According to LiveAbout, prior to 1993, New Jersey’s grandparent visitation statute only granted grandparents visitation rights when the parents were divorced, separated or deceased. However, that year the courts removed all three stipulations, thereby allowing grandparents to sue for visitation of children living in nuclear families. This was a win for grandparents but a short-lived one. In 2000, the U.S. Supreme Court ruled that a fit parent who cut off the relationship between a child and grandparent is presumed to have acted in the best interests of the child.

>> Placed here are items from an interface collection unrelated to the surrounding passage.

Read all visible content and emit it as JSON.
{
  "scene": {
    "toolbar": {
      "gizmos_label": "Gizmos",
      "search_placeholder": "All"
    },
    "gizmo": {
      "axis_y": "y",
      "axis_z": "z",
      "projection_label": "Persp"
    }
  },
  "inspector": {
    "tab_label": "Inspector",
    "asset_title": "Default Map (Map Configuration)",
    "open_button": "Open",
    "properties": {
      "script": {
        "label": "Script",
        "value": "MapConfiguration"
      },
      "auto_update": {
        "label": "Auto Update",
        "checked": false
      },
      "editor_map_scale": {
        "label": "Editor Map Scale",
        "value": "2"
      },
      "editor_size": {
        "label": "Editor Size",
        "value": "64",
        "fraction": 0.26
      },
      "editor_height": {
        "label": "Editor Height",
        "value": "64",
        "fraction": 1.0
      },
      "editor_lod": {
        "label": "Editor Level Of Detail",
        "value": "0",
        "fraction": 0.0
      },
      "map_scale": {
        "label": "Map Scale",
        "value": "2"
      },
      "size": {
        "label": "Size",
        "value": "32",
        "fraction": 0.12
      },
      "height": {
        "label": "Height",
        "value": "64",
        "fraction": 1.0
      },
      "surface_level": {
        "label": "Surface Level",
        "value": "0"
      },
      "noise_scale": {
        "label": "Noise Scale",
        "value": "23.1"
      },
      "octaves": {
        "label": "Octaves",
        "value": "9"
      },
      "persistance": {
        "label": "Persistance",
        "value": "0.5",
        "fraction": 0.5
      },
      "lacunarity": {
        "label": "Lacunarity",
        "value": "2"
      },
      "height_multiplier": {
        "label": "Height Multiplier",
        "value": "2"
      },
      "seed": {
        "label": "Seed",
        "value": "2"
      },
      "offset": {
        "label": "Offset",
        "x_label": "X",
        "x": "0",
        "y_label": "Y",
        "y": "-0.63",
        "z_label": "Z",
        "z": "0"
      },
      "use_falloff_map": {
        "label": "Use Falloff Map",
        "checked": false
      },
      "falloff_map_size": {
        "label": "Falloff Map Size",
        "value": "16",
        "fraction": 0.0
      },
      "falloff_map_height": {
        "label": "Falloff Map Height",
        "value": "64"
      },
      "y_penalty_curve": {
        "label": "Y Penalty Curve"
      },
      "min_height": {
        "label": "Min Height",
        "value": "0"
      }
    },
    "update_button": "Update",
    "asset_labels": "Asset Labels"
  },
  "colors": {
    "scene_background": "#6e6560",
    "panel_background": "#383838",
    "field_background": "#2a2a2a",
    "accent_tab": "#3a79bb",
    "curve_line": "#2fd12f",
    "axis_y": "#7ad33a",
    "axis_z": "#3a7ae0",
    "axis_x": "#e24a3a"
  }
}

Since that decision, the courts have called into question the constitutionality of New Jersey’s grandparent visitation laws on several occasions.
Prior to the 2000 ruling, grandparents such as yourself who seek visitation rights needed only to prove by a preponderance of evidence that visitation was in the best interests of the child. To determine best interests, the courts would consider several factors, including but not limited to the following:

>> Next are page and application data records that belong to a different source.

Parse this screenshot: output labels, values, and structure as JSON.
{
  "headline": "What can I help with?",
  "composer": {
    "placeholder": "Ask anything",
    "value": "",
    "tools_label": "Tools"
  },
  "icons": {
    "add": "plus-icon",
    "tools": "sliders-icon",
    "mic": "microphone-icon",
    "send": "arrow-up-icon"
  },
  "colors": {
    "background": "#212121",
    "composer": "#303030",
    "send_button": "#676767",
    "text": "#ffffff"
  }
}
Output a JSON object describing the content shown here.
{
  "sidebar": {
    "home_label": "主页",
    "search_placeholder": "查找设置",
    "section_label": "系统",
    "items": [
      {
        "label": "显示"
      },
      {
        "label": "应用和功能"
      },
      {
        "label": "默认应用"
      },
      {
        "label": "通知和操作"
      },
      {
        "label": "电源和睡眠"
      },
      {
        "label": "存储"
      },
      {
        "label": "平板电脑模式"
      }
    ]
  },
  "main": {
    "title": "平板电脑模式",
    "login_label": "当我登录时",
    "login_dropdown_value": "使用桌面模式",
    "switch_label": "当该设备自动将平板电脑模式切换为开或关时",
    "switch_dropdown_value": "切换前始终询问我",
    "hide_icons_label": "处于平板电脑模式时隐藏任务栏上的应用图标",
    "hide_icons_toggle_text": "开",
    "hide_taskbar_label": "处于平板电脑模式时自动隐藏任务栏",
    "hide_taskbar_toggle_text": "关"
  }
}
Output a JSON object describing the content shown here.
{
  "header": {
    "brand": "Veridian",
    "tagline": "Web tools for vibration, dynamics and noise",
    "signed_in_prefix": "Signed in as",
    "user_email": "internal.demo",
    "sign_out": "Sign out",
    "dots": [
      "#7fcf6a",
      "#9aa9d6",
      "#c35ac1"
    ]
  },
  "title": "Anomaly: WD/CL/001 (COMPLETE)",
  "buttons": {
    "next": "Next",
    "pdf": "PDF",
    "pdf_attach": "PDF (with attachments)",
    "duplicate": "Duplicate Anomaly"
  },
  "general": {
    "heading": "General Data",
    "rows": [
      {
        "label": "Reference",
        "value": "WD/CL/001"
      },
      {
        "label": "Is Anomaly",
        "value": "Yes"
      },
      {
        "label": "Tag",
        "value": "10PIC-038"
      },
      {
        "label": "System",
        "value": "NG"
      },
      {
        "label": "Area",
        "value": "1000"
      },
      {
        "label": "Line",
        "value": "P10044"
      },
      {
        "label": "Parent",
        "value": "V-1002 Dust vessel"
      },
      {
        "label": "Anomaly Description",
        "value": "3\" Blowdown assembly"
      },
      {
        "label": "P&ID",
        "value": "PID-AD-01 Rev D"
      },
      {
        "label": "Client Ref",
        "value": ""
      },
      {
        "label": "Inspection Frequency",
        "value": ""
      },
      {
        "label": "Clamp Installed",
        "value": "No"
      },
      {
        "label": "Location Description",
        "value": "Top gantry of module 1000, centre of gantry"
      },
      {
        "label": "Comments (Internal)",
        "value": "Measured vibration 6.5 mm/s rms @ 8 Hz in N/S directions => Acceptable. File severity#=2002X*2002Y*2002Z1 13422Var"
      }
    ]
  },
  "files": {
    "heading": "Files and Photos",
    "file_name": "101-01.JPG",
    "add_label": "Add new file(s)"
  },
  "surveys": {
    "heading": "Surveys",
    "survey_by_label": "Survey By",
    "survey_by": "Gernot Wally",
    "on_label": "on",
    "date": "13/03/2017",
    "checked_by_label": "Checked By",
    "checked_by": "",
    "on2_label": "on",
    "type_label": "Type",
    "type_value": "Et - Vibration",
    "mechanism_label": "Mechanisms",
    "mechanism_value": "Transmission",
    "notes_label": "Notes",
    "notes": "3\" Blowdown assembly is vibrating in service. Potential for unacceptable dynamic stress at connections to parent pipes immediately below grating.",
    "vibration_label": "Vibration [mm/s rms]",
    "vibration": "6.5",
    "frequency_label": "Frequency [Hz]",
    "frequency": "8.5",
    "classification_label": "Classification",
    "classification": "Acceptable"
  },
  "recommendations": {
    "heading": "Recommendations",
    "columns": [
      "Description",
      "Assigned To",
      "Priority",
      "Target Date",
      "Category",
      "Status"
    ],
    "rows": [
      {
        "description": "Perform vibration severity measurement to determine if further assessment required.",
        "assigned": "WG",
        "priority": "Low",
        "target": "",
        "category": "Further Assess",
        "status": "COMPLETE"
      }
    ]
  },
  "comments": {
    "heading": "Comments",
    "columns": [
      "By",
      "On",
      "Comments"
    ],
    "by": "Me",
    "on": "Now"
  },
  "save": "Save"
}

- The relationships between the child and the grandparent and the grandparent and each of the child’s parents
- The time elapsed since the child’s last contact with the grandparent

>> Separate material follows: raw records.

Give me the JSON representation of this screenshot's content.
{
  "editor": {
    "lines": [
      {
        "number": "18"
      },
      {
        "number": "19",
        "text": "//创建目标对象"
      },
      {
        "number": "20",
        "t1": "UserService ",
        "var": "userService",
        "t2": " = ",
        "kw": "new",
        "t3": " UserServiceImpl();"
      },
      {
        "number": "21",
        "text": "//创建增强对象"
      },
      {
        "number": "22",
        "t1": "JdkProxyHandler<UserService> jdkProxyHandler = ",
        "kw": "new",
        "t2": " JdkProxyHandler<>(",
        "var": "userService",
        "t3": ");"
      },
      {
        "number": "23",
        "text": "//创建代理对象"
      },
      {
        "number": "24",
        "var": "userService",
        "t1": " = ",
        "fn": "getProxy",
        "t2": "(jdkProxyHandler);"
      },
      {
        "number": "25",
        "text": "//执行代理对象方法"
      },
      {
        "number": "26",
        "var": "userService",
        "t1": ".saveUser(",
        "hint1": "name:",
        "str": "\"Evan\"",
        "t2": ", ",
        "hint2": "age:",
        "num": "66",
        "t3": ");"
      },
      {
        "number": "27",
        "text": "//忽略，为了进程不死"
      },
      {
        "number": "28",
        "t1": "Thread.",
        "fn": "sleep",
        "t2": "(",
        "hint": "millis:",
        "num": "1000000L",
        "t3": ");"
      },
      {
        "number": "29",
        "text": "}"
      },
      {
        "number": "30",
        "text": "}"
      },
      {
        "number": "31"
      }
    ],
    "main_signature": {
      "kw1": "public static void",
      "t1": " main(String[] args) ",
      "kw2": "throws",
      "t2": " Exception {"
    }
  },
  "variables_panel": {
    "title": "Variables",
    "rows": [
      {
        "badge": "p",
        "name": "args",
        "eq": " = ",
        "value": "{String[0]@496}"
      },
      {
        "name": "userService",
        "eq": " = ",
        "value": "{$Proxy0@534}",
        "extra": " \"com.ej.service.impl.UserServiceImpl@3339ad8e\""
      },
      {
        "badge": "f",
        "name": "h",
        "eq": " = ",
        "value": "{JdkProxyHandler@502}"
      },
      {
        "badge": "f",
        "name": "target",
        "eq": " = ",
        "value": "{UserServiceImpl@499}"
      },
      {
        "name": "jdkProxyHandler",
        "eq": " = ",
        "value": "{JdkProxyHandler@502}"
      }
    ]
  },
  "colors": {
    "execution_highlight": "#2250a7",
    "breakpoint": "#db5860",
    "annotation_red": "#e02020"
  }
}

- How a grandparent’s visitation rights might affect the relationship between the child and his or her parents
- The grandparent’s “good faith” in filing the application
- Whether or not the grandparent was a full-time caretaker in the past
However, since 2000, grandparents must not prove that lack of visitation would cause harm to the child, which is more difficult to do than proving visitation would be in a child’s best interests. If you are successful in meeting the harm standard, you may be able to obtain visitation rights of your grandchild. Unfortunately, meeting the harm standard is exceptionally difficult to do, and many who have tried have been unsuccessful.
The content in this post is not meant to serve as legal advice. It is for educational purposes only.